─── DATA TO EXAMINE

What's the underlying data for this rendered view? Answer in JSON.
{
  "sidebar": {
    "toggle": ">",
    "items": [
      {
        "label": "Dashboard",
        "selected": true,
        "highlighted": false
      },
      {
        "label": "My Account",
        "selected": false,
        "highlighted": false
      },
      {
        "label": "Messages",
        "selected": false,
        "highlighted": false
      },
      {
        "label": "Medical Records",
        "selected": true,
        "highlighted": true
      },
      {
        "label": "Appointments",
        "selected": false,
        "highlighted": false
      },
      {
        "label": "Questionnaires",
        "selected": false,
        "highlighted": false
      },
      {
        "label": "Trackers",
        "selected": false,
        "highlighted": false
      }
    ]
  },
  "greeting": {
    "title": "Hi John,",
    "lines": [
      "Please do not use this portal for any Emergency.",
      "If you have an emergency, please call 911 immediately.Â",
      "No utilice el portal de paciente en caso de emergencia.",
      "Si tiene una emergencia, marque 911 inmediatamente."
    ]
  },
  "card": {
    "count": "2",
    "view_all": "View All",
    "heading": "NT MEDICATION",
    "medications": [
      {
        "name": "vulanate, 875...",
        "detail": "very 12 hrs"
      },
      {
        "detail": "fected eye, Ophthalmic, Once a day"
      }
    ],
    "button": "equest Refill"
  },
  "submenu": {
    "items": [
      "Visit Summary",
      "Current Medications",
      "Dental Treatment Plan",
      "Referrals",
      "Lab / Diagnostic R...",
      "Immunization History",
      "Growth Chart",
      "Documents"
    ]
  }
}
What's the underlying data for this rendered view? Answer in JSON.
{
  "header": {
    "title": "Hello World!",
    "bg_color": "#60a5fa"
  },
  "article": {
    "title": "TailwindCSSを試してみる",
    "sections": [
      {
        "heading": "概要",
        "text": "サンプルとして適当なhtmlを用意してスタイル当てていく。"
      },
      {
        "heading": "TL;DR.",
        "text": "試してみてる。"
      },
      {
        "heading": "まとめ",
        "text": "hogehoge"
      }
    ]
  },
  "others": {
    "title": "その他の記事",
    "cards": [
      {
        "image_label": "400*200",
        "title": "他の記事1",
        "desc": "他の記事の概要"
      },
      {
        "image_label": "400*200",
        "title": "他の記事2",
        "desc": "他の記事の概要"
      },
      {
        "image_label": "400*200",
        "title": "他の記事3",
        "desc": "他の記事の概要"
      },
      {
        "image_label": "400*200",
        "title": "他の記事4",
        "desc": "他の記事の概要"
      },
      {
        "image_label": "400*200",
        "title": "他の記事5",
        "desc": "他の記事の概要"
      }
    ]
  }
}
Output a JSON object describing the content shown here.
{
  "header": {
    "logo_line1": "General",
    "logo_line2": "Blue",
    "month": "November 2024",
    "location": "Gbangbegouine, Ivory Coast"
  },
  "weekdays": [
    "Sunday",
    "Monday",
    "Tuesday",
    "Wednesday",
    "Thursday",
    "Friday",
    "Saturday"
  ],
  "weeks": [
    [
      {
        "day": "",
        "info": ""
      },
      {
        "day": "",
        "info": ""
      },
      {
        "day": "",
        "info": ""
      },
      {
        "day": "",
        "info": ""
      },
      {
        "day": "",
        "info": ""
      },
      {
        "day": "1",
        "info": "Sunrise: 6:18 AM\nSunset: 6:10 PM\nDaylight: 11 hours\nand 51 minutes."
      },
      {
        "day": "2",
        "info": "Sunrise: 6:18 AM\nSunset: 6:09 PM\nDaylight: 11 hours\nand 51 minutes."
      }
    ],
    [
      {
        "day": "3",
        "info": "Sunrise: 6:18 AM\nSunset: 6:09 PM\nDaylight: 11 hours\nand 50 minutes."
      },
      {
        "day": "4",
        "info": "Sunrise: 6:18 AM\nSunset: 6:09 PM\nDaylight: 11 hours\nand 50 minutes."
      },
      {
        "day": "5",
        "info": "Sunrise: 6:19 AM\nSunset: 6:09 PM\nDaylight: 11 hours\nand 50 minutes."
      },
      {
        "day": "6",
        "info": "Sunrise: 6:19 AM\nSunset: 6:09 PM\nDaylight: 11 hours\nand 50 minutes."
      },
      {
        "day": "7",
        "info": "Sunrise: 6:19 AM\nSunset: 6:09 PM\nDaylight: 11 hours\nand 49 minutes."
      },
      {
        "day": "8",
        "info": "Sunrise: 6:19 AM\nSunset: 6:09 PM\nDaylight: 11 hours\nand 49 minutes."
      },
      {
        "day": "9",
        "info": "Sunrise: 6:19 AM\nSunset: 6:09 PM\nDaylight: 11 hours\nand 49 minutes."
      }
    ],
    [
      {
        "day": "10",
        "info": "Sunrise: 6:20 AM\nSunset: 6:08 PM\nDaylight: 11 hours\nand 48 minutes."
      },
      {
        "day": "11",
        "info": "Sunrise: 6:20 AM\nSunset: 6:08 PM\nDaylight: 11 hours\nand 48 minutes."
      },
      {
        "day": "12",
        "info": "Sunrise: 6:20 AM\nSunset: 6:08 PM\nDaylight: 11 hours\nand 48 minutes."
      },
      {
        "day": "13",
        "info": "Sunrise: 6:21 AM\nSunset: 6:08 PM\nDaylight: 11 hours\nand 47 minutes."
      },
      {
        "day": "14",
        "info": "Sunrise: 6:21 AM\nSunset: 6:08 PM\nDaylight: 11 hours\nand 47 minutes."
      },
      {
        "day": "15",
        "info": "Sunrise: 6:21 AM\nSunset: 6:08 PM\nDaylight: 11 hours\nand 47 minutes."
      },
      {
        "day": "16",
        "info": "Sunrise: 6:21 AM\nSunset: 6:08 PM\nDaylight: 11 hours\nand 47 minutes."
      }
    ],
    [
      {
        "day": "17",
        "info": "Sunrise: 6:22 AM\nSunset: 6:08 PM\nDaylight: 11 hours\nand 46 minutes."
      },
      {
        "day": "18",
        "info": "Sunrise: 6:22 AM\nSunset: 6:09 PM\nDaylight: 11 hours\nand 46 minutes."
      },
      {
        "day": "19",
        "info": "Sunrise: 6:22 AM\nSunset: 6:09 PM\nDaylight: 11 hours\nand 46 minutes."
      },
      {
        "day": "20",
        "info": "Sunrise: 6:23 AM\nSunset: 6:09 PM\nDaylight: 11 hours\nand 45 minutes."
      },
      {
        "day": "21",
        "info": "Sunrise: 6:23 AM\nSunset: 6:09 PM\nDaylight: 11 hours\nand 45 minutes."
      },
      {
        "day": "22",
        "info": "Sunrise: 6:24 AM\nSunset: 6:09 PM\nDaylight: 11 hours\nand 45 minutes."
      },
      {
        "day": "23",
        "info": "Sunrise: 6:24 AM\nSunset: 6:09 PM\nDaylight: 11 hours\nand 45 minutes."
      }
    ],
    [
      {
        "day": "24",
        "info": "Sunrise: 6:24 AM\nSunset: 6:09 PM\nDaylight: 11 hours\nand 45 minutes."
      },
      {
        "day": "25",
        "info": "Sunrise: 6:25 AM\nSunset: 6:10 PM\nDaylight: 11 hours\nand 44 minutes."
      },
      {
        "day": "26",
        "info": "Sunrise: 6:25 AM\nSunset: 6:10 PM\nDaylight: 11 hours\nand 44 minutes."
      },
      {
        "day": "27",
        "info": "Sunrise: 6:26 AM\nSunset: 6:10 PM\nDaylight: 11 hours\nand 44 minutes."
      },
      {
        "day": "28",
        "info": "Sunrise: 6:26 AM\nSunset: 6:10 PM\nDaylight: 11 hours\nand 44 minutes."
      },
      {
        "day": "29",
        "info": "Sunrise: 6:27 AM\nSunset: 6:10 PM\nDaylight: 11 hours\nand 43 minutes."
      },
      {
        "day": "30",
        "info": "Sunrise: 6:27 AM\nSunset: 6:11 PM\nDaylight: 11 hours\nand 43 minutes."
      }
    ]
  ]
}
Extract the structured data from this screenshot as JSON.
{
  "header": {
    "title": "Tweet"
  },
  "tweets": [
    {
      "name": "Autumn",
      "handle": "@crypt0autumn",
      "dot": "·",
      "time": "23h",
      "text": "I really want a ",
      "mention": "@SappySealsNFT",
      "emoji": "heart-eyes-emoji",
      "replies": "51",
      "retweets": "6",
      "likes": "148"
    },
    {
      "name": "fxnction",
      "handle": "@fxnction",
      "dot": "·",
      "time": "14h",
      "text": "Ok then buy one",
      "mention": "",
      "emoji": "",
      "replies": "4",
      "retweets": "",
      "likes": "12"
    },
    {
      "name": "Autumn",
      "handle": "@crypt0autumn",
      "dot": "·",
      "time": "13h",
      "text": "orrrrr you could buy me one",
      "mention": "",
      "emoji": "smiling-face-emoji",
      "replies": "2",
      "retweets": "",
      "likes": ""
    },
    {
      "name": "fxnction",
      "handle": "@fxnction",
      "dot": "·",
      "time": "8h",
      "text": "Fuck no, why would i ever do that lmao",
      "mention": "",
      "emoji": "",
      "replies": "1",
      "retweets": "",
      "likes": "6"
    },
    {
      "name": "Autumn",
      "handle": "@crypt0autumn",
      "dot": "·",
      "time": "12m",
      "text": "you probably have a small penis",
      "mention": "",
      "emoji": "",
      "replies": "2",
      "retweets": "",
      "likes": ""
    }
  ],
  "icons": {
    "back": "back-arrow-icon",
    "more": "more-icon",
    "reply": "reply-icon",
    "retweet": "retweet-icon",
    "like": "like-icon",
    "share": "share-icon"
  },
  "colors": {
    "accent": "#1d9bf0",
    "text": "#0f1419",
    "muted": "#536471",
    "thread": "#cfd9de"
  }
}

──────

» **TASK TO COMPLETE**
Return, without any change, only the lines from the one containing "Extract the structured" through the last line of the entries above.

» **RESPONSE**
Extract the structured data from this screenshot as JSON.
{
  "header": {
    "title": "Tweet"
  },
  "tweets": [
    {
      "name": "Autumn",
      "handle": "@crypt0autumn",
      "dot": "·",
      "time": "23h",
      "text": "I really want a ",
      "mention": "@SappySealsNFT",
      "emoji": "heart-eyes-emoji",
      "replies": "51",
      "retweets": "6",
      "likes": "148"
    },
    {
      "name": "fxnction",
      "handle": "@fxnction",
      "dot": "·",
      "time": "14h",
      "text": "Ok then buy one",
      "mention": "",
      "emoji": "",
      "replies": "4",
      "retweets": "",
      "likes": "12"
    },
    {
      "name": "Autumn",
      "handle": "@crypt0autumn",
      "dot": "·",
      "time": "13h",
      "text": "orrrrr you could buy me one",
      "mention": "",
      "emoji": "smiling-face-emoji",
      "replies": "2",
      "retweets": "",
      "likes": ""
    },
    {
      "name": "fxnction",
      "handle": "@fxnction",
      "dot": "·",
      "time": "8h",
      "text": "Fuck no, why would i ever do that lmao",
      "mention": "",
      "emoji": "",
      "replies": "1",
      "retweets": "",
      "likes": "6"
    },
    {
      "name": "Autumn",
      "handle": "@crypt0autumn",
      "dot": "·",
      "time": "12m",
      "text": "you probably have a small penis",
      "mention": "",
      "emoji": "",
      "replies": "2",
      "retweets": "",
      "likes": ""
    }
  ],
  "icons": {
    "back": "back-arrow-icon",
    "more": "more-icon",
    "reply": "reply-icon",
    "retweet": "retweet-icon",
    "like": "like-icon",
    "share": "share-icon"
  },
  "colors": {
    "accent": "#1d9bf0",
    "text": "#0f1419",
    "muted": "#536471",
    "thread": "#cfd9de"
  }
}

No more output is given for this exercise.